Postactivation Potentiation Response in Athletic and Recreationally Trained Individuals


To determine if training status directly impacted the response to postactivation potentiation, athletes in sports requiring explosive strength (ATH; n = 7) were compared to recreationally trained (RT; n = 17) individuals. Over the course of 4 sessions, subjects performed rebound and concentric-only jump squats with 30%, 50%, and 70% 1 RM loads. Jump squats were performed 5 minutes and 18.5 minutes following control or heavy load warm-ups. Heavy load warm-up consisted of 5 sets of 1 repetition at 90% 1 RM back squat. Jump squat performance was assessed with a force platform and position transducer. Heavy load warm-up did not have an effect on the subjects as a single sample. However, when percent potentiation was compared between ATH and RT groups, force and power parameters were significantly greater for ATH (p < 0.05). Postactivation potentiation may be a viable method of acutely enhancing explosive strength performance in athletic but not recreationally trained individuals.

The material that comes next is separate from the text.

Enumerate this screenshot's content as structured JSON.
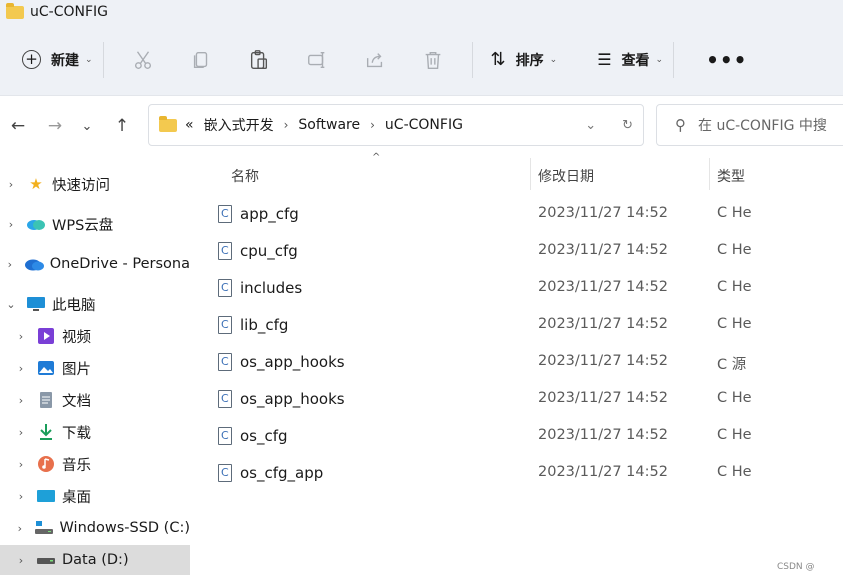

Publication Title

Journal of Strength and Conditioning Research